Aims.In this paper, we evaluate the intrinsic uncertainty (due to statistical effects) affecting the integrated colours and mass-to-light ratios as a function of the cluster's integrated visual magnitude (), which represents a directly measured quantity. We investigate the case of metal-poor, single-burst stellar populations with age from a few million years to a likely upper value for the Galactic globular cluster ages (~15 Gyr).
Methods.Our approach is based on Monte Carlo techniques for randomly generating stars distributed according to the cluster's mass function.
Results.Integrated colours and mass-to-light ratios in different photometric bands are checked for good agreement with the observational values of low-metallicity Galactic clusters; the effect of different assumptions on the horizontal branch (HB) morphology is shown to be irrelevant, at least for the photometric bands explored here. We present integrated colours and mass-to-light ratios as a function of age for different assumptions on the cluster total V magnitude. We find that the intrinsic uncertainty cannot be neglected. In particular, in models with the broad-band colours show an intrinsic uncertainty high enough to prevent the precise age of the cluster from being evaluated. The effects of different assumptions on the initial mass function and on the minimum mass for which carbon burning is ignited for both integrated colours and mass-to-light ratios are also analysed. Finally, the present predictions are compared with recent results available in the literature, showing non-negligible differences in some cases.
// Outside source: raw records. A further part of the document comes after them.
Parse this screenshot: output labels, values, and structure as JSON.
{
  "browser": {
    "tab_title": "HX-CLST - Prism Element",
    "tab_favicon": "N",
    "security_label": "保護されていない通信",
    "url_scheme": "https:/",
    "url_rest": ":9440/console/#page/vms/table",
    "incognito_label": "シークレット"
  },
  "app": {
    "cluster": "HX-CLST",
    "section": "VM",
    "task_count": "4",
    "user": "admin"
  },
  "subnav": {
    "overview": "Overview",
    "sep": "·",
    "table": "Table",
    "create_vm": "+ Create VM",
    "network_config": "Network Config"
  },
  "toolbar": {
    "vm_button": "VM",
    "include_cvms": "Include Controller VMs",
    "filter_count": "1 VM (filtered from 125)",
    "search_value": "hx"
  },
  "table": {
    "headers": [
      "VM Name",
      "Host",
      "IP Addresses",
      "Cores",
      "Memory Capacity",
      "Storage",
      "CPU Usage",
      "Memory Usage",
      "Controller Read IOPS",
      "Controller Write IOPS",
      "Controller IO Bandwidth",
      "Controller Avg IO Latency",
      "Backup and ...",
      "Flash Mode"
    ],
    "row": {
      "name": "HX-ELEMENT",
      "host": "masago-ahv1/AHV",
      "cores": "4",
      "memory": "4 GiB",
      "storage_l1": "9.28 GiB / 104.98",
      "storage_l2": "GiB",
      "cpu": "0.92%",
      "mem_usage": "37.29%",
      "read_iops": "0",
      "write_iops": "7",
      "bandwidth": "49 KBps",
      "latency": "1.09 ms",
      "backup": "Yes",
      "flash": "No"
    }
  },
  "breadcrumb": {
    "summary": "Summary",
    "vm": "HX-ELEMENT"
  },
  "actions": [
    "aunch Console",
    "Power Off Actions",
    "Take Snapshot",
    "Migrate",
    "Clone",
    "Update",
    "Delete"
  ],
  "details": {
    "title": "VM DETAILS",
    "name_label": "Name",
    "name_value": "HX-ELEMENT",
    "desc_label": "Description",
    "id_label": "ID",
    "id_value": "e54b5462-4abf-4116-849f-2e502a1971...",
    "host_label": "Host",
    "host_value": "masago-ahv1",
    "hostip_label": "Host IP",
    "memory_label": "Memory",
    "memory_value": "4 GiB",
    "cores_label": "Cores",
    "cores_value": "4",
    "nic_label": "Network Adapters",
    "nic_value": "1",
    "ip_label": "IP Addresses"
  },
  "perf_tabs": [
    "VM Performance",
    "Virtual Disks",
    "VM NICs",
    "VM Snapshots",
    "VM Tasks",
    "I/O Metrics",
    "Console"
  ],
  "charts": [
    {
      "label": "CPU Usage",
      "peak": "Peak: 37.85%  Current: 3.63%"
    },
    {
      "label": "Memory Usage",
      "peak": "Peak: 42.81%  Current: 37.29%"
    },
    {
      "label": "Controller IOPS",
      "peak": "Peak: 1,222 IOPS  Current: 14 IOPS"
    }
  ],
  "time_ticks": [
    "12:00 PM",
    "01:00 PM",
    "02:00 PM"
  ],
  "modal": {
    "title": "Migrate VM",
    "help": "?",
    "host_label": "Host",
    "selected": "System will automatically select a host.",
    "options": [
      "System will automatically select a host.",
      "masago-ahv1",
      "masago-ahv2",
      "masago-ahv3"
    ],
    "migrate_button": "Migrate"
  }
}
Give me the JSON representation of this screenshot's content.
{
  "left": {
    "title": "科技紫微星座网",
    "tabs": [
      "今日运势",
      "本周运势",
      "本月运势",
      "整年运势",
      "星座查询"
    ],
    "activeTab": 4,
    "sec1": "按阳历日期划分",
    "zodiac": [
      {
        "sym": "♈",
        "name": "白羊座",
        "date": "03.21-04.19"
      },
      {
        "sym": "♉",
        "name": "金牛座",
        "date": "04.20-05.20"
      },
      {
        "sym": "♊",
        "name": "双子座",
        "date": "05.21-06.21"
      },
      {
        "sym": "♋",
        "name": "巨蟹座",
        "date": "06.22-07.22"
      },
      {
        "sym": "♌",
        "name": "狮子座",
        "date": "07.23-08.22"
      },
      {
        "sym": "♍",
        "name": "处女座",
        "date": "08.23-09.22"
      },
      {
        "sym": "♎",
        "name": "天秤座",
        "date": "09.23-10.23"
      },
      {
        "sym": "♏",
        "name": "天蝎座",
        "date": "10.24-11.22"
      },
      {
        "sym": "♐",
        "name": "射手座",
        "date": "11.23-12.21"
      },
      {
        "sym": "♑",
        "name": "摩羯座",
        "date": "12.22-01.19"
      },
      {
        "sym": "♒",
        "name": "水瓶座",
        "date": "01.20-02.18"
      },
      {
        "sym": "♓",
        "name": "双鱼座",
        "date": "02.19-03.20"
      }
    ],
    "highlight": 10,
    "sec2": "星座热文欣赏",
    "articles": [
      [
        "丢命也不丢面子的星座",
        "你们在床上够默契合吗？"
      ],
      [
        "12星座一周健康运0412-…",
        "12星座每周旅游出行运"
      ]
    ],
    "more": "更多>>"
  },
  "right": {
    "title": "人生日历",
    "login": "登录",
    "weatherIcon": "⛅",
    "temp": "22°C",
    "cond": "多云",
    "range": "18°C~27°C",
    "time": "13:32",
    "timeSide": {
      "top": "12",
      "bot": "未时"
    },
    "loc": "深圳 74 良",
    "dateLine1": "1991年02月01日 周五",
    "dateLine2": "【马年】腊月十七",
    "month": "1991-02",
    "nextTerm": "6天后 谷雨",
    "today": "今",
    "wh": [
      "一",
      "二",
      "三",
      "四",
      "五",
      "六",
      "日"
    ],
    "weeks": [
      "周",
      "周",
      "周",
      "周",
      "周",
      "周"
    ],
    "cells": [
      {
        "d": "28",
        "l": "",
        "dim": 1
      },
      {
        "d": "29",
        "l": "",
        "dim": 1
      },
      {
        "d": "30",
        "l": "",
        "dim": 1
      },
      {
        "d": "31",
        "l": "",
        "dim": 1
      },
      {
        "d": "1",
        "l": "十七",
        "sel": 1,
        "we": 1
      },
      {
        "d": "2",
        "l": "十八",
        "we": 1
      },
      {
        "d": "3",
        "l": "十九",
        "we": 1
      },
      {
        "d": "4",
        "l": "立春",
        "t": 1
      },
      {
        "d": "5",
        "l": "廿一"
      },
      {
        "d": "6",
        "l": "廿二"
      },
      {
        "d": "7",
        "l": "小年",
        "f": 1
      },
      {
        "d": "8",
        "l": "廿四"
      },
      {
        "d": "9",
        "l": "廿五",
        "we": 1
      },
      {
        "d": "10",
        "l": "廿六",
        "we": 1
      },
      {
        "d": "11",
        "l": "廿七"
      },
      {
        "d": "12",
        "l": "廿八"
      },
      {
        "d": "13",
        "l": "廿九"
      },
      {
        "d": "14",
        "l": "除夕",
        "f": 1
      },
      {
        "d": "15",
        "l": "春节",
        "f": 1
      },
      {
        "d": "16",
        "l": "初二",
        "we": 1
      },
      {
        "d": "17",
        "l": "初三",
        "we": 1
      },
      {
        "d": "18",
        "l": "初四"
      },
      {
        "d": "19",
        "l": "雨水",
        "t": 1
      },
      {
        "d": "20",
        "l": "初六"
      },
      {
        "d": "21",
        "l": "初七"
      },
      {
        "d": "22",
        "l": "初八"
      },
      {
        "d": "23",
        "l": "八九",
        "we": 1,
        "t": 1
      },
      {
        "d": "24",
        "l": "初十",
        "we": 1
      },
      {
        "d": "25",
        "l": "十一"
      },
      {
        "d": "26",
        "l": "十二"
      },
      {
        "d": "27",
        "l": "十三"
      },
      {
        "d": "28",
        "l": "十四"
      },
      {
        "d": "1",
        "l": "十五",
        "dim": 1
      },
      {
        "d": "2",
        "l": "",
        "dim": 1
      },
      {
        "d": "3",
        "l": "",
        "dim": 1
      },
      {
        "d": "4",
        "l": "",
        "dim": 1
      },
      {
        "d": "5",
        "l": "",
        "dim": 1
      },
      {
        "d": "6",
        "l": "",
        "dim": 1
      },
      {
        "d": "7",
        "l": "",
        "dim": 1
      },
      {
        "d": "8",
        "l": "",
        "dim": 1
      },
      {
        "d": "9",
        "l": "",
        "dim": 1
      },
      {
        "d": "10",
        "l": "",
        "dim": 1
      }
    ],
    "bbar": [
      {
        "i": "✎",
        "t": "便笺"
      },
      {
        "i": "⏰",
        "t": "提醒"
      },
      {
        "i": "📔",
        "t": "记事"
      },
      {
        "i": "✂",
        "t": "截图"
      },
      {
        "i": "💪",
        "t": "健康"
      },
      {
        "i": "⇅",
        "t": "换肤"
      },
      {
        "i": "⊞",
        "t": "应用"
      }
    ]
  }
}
Key words: stars: evolution / Galaxy: globular clusters: general / galaxies: star clusters
© ESO, 2007